Haridwar, Jan 14: Millions have flocked to Haridwar on the banks of Ganga at the foot of Himalayas to join a three-month long festival which comes once in twelve years. Touted as the largest congregation, Kumbh Mela as it is called locally got underway with over 25 lakh people taking a dip in the Ganga on Thursday. The occasion was ‘Makar Sankranti’ — the day when the sun starts to move northwards marking the decline of winter and start of Uttarayan.
The festival’s origins can be traced back to a Hindu myth which saw gods and demons fight over a pitcher.
According to mythology, in the beginning of all creation, the gods were placed under a curse that made them weak and cowardly. Brahma, the creator god, advised them to retrieve the kumbh (pitcher) containing the nectar of immortality.
The gods sought help from the demons and, together, they churned the primordial ocean to bring up the nectar.
When Dhanwantari, the divine healer, appeared with the kumbh containing the nectar, a great fight over the pitcher ensued between the gods and the demons, and the gods eventually won.

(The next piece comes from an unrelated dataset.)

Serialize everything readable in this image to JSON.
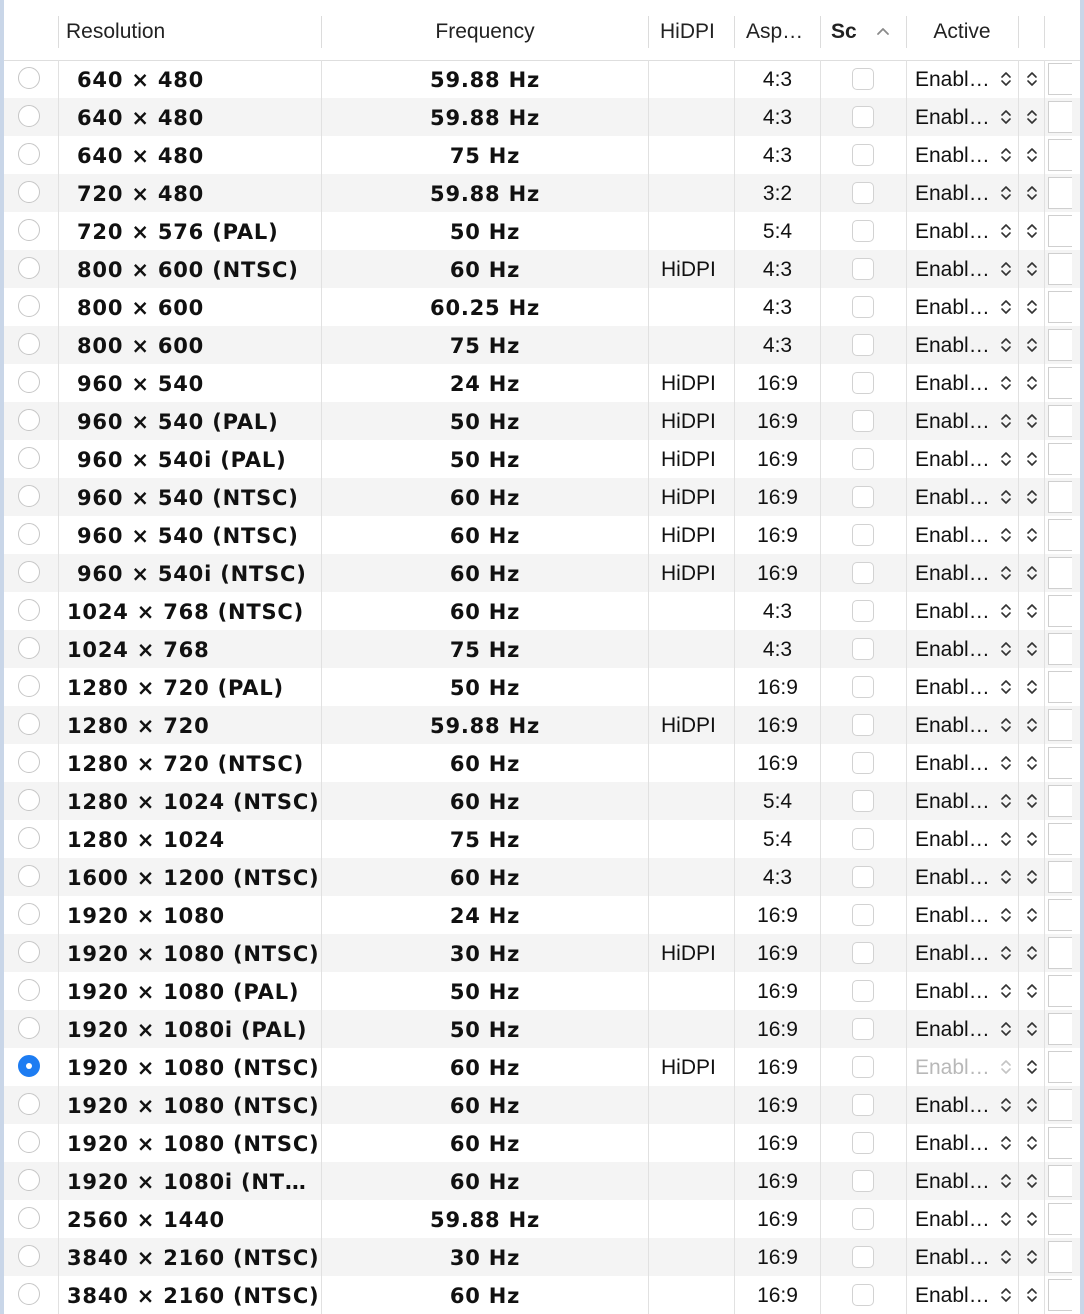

During the fierce battle in the sky, a few drops of nectar fell in four different places: Allahabad, in the state of Uttar Pradesh, which sees the confluence of the rivers Ganga (Ganges), Yamuna and Saraswati; Haridwar in Uttar Pradesh, where the Ganga enters the plains from the Himalayas; Ujjain in Madhya Pradesh which lies on the banks of the Ksipra river; and Nasik in Maharashtra, which is on the banks of the Godavari River.
The Kumbh Mela alternates between these four places and takes place every three years. Once every 12 years, a grand Maha Kumbh Mela is held. The next will be in Allahabad in 2013.
Jan 14, 15, 20, 20; Feb 12; March 15, 16, 24, 30 and April 14 and 28 are considered as the most auspicious days for a dip in the Ganges during the Khumb. April 28 happens to be the last day of the congregation